◆ WHAT IS REQUIRED:
Could you copy the data that follows exactly as written, but drop the pictures?

◆ DATA EXTRACT:
━━━━━━━━━━━━━━━━
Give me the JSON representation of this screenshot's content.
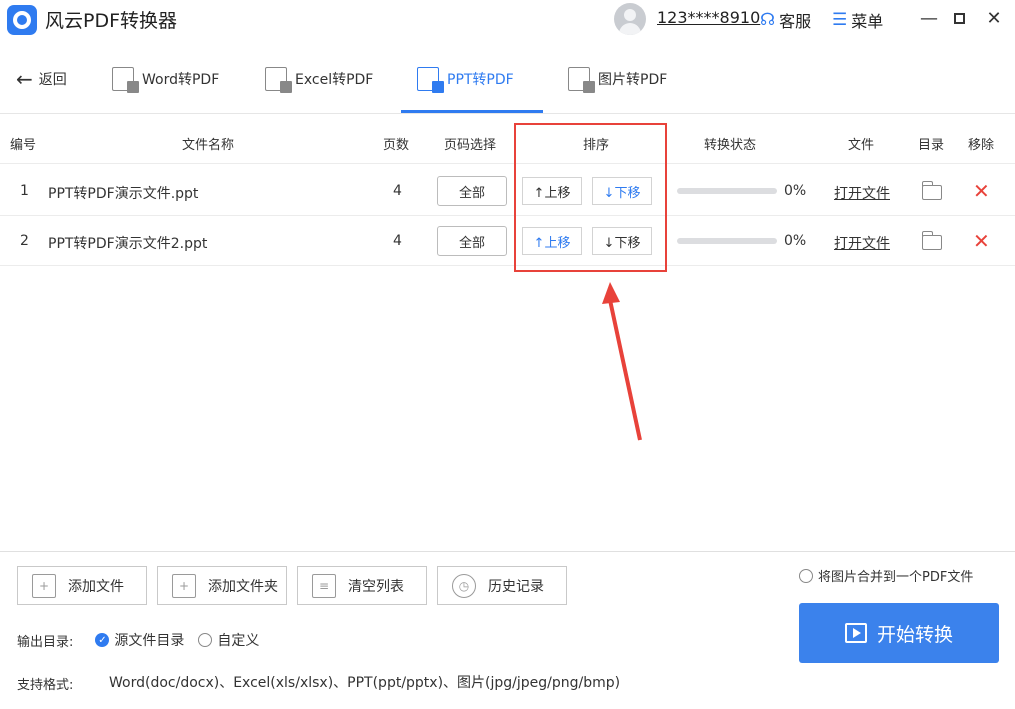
{
  "app": {
    "title": "风云PDF转换器"
  },
  "header": {
    "phone": "123****8910",
    "service_label": "客服",
    "menu_label": "菜单"
  },
  "nav": {
    "back_label": "返回",
    "tabs": [
      {
        "label": "Word转PDF",
        "active": false
      },
      {
        "label": "Excel转PDF",
        "active": false
      },
      {
        "label": "PPT转PDF",
        "active": true
      },
      {
        "label": "图片转PDF",
        "active": false
      }
    ]
  },
  "table": {
    "headers": {
      "no": "编号",
      "name": "文件名称",
      "pages": "页数",
      "page_select": "页码选择",
      "sort": "排序",
      "status": "转换状态",
      "file": "文件",
      "dir": "目录",
      "remove": "移除"
    },
    "rows": [
      {
        "no": "1",
        "name": "PPT转PDF演示文件.ppt",
        "pages": "4",
        "page_select": "全部",
        "move_up": "↑上移",
        "move_down": "↓下移",
        "progress": 0,
        "percent": "0%",
        "open": "打开文件"
      },
      {
        "no": "2",
        "name": "PPT转PDF演示文件2.ppt",
        "pages": "4",
        "page_select": "全部",
        "move_up": "↑上移",
        "move_down": "↓下移",
        "progress": 0,
        "percent": "0%",
        "open": "打开文件"
      }
    ]
  },
  "actions": {
    "add_file": "添加文件",
    "add_folder": "添加文件夹",
    "clear_list": "清空列表",
    "history": "历史记录"
  },
  "merge_option": "将图片合并到一个PDF文件",
  "output": {
    "label": "输出目录:",
    "source_dir": "源文件目录",
    "custom": "自定义",
    "selected": "source_dir"
  },
  "formats": {
    "label": "支持格式:",
    "list": "Word(doc/docx)、Excel(xls/xlsx)、PPT(ppt/pptx)、图片(jpg/jpeg/png/bmp)"
  },
  "start_label": "开始转换",
  "colors": {
    "accent": "#2f7bf0",
    "danger": "#e8423a",
    "start_button": "#3b82ec"
  }
}
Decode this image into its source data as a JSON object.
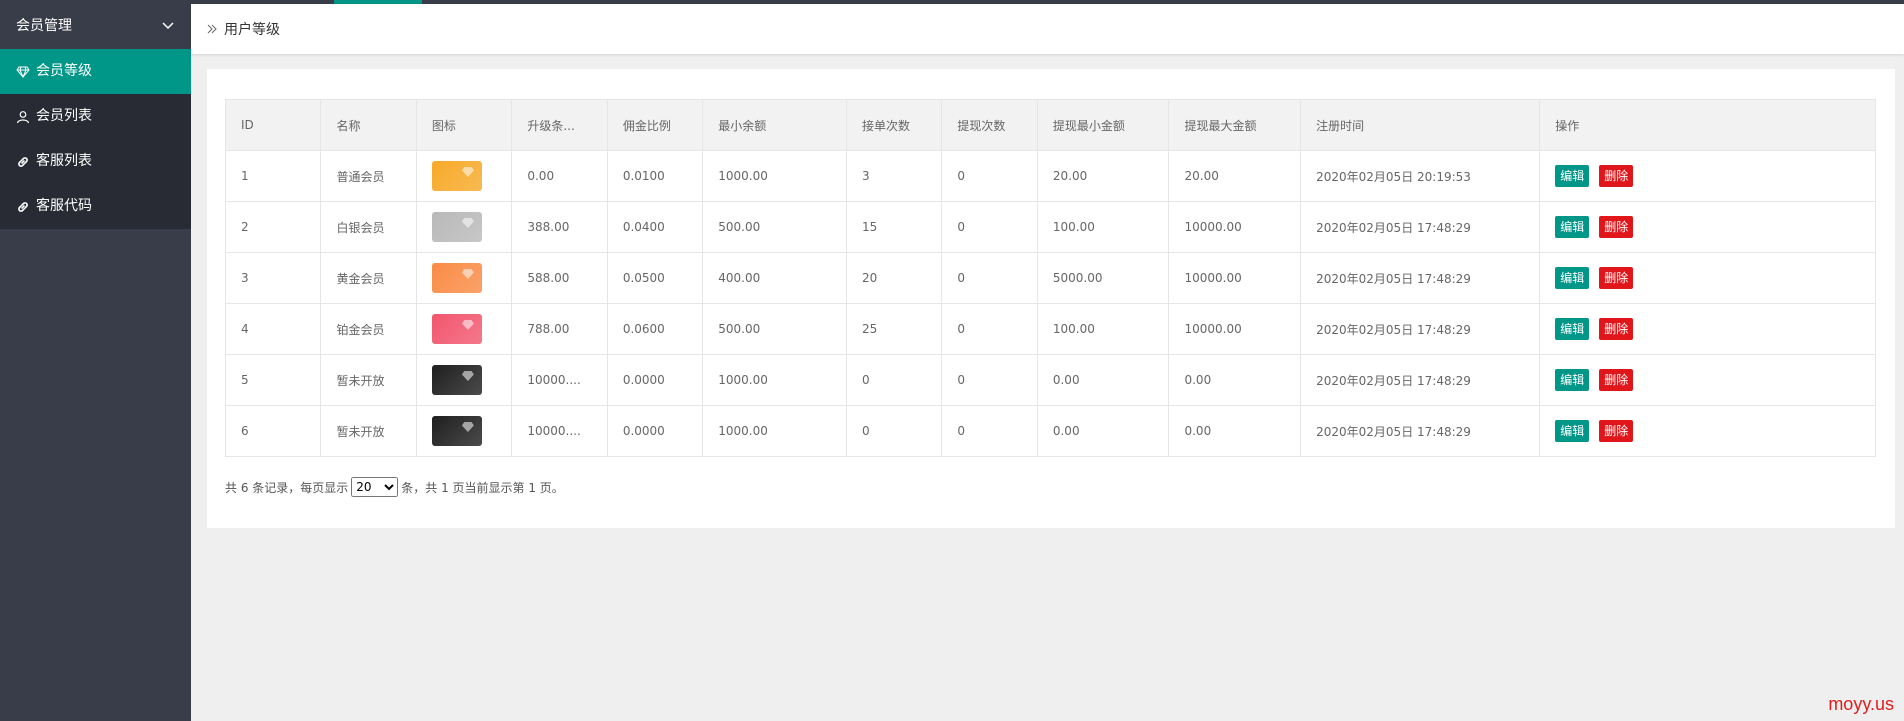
{
  "sidebar": {
    "menu_title": "会员管理",
    "items": [
      {
        "label": "会员等级",
        "icon": "diamond-icon",
        "active": true
      },
      {
        "label": "会员列表",
        "icon": "user-icon",
        "active": false
      },
      {
        "label": "客服列表",
        "icon": "link-icon",
        "active": false
      },
      {
        "label": "客服代码",
        "icon": "link-icon",
        "active": false
      }
    ]
  },
  "header": {
    "breadcrumb": "用户等级"
  },
  "table": {
    "columns": [
      "ID",
      "名称",
      "图标",
      "升级条...",
      "佣金比例",
      "最小余额",
      "接单次数",
      "提现次数",
      "提现最小金额",
      "提现最大金额",
      "注册时间",
      "操作"
    ],
    "rows": [
      {
        "id": "1",
        "name": "普通会员",
        "icon_color": "#f7a928",
        "upgrade": "0.00",
        "commission": "0.0100",
        "min_balance": "1000.00",
        "orders": "3",
        "withdraws": "0",
        "wd_min": "20.00",
        "wd_max": "20.00",
        "time": "2020年02月05日 20:19:53"
      },
      {
        "id": "2",
        "name": "白银会员",
        "icon_color": "#b9b9b9",
        "upgrade": "388.00",
        "commission": "0.0400",
        "min_balance": "500.00",
        "orders": "15",
        "withdraws": "0",
        "wd_min": "100.00",
        "wd_max": "10000.00",
        "time": "2020年02月05日 17:48:29"
      },
      {
        "id": "3",
        "name": "黄金会员",
        "icon_color": "#f98b45",
        "upgrade": "588.00",
        "commission": "0.0500",
        "min_balance": "400.00",
        "orders": "20",
        "withdraws": "0",
        "wd_min": "5000.00",
        "wd_max": "10000.00",
        "time": "2020年02月05日 17:48:29"
      },
      {
        "id": "4",
        "name": "铂金会员",
        "icon_color": "#f2566e",
        "upgrade": "788.00",
        "commission": "0.0600",
        "min_balance": "500.00",
        "orders": "25",
        "withdraws": "0",
        "wd_min": "100.00",
        "wd_max": "10000.00",
        "time": "2020年02月05日 17:48:29"
      },
      {
        "id": "5",
        "name": "暂未开放",
        "icon_color": "#1e1e1e",
        "upgrade": "10000....",
        "commission": "0.0000",
        "min_balance": "1000.00",
        "orders": "0",
        "withdraws": "0",
        "wd_min": "0.00",
        "wd_max": "0.00",
        "time": "2020年02月05日 17:48:29"
      },
      {
        "id": "6",
        "name": "暂未开放",
        "icon_color": "#1e1e1e",
        "upgrade": "10000....",
        "commission": "0.0000",
        "min_balance": "1000.00",
        "orders": "0",
        "withdraws": "0",
        "wd_min": "0.00",
        "wd_max": "0.00",
        "time": "2020年02月05日 17:48:29"
      }
    ],
    "edit_label": "编辑",
    "delete_label": "删除"
  },
  "pager": {
    "prefix": "共 6 条记录，每页显示",
    "page_size": "20",
    "suffix": "条，共 1 页当前显示第 1 页。"
  },
  "watermark": "moyy.us",
  "colors": {
    "accent": "#009688",
    "danger": "#e0161a",
    "sidebar": "#393D49"
  }
}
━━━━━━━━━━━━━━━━
◆ RESULT:
Give me the JSON representation of this screenshot's content.
{
  "app": {
    "title": "风云PDF转换器"
  },
  "header": {
    "phone": "123****8910",
    "service_label": "客服",
    "menu_label": "菜单"
  },
  "nav": {
    "back_label": "返回",
    "tabs": [
      {
        "label": "Word转PDF",
        "active": false
      },
      {
        "label": "Excel转PDF",
        "active": false
      },
      {
        "label": "PPT转PDF",
        "active": true
      },
      {
        "label": "图片转PDF",
        "active": false
      }
    ]
  },
  "table": {
    "headers": {
      "no": "编号",
      "name": "文件名称",
      "pages": "页数",
      "page_select": "页码选择",
      "sort": "排序",
      "status": "转换状态",
      "file": "文件",
      "dir": "目录",
      "remove": "移除"
    },
    "rows": [
      {
        "no": "1",
        "name": "PPT转PDF演示文件.ppt",
        "pages": "4",
        "page_select": "全部",
        "move_up": "↑上移",
        "move_down": "↓下移",
        "progress": 0,
        "percent": "0%",
        "open": "打开文件"
      },
      {
        "no": "2",
        "name": "PPT转PDF演示文件2.ppt",
        "pages": "4",
        "page_select": "全部",
        "move_up": "↑上移",
        "move_down": "↓下移",
        "progress": 0,
        "percent": "0%",
        "open": "打开文件"
      }
    ]
  },
  "actions": {
    "add_file": "添加文件",
    "add_folder": "添加文件夹",
    "clear_list": "清空列表",
    "history": "历史记录"
  },
  "merge_option": "将图片合并到一个PDF文件",
  "output": {
    "label": "输出目录:",
    "source_dir": "源文件目录",
    "custom": "自定义",
    "selected": "source_dir"
  },
  "formats": {
    "label": "支持格式:",
    "list": "Word(doc/docx)、Excel(xls/xlsx)、PPT(ppt/pptx)、图片(jpg/jpeg/png/bmp)"
  },
  "start_label": "开始转换",
  "colors": {
    "accent": "#2f7bf0",
    "danger": "#e8423a",
    "start_button": "#3b82ec"
  }
}
Decode this image into its source data as a JSON object.
{
  "sidebar": {
    "menu_title": "会员管理",
    "items": [
      {
        "label": "会员等级",
        "icon": "diamond-icon",
        "active": true
      },
      {
        "label": "会员列表",
        "icon": "user-icon",
        "active": false
      },
      {
        "label": "客服列表",
        "icon": "link-icon",
        "active": false
      },
      {
        "label": "客服代码",
        "icon": "link-icon",
        "active": false
      }
    ]
  },
  "header": {
    "breadcrumb": "用户等级"
  },
  "table": {
    "columns": [
      "ID",
      "名称",
      "图标",
      "升级条...",
      "佣金比例",
      "最小余额",
      "接单次数",
      "提现次数",
      "提现最小金额",
      "提现最大金额",
      "注册时间",
      "操作"
    ],
    "rows": [
      {
        "id": "1",
        "name": "普通会员",
        "icon_color": "#f7a928",
        "upgrade": "0.00",
        "commission": "0.0100",
        "min_balance": "1000.00",
        "orders": "3",
        "withdraws": "0",
        "wd_min": "20.00",
        "wd_max": "20.00",
        "time": "2020年02月05日 20:19:53"
      },
      {
        "id": "2",
        "name": "白银会员",
        "icon_color": "#b9b9b9",
        "upgrade": "388.00",
        "commission": "0.0400",
        "min_balance": "500.00",
        "orders": "15",
        "withdraws": "0",
        "wd_min": "100.00",
        "wd_max": "10000.00",
        "time": "2020年02月05日 17:48:29"
      },
      {
        "id": "3",
        "name": "黄金会员",
        "icon_color": "#f98b45",
        "upgrade": "588.00",
        "commission": "0.0500",
        "min_balance": "400.00",
        "orders": "20",
        "withdraws": "0",
        "wd_min": "5000.00",
        "wd_max": "10000.00",
        "time": "2020年02月05日 17:48:29"
      },
      {
        "id": "4",
        "name": "铂金会员",
        "icon_color": "#f2566e",
        "upgrade": "788.00",
        "commission": "0.0600",
        "min_balance": "500.00",
        "orders": "25",
        "withdraws": "0",
        "wd_min": "100.00",
        "wd_max": "10000.00",
        "time": "2020年02月05日 17:48:29"
      },
      {
        "id": "5",
        "name": "暂未开放",
        "icon_color": "#1e1e1e",
        "upgrade": "10000....",
        "commission": "0.0000",
        "min_balance": "1000.00",
        "orders": "0",
        "withdraws": "0",
        "wd_min": "0.00",
        "wd_max": "0.00",
        "time": "2020年02月05日 17:48:29"
      },
      {
        "id": "6",
        "name": "暂未开放",
        "icon_color": "#1e1e1e",
        "upgrade": "10000....",
        "commission": "0.0000",
        "min_balance": "1000.00",
        "orders": "0",
        "withdraws": "0",
        "wd_min": "0.00",
        "wd_max": "0.00",
        "time": "2020年02月05日 17:48:29"
      }
    ],
    "edit_label": "编辑",
    "delete_label": "删除"
  },
  "pager": {
    "prefix": "共 6 条记录，每页显示",
    "page_size": "20",
    "suffix": "条，共 1 页当前显示第 1 页。"
  },
  "watermark": "moyy.us",
  "colors": {
    "accent": "#009688",
    "danger": "#e0161a",
    "sidebar": "#393D49"
  }
}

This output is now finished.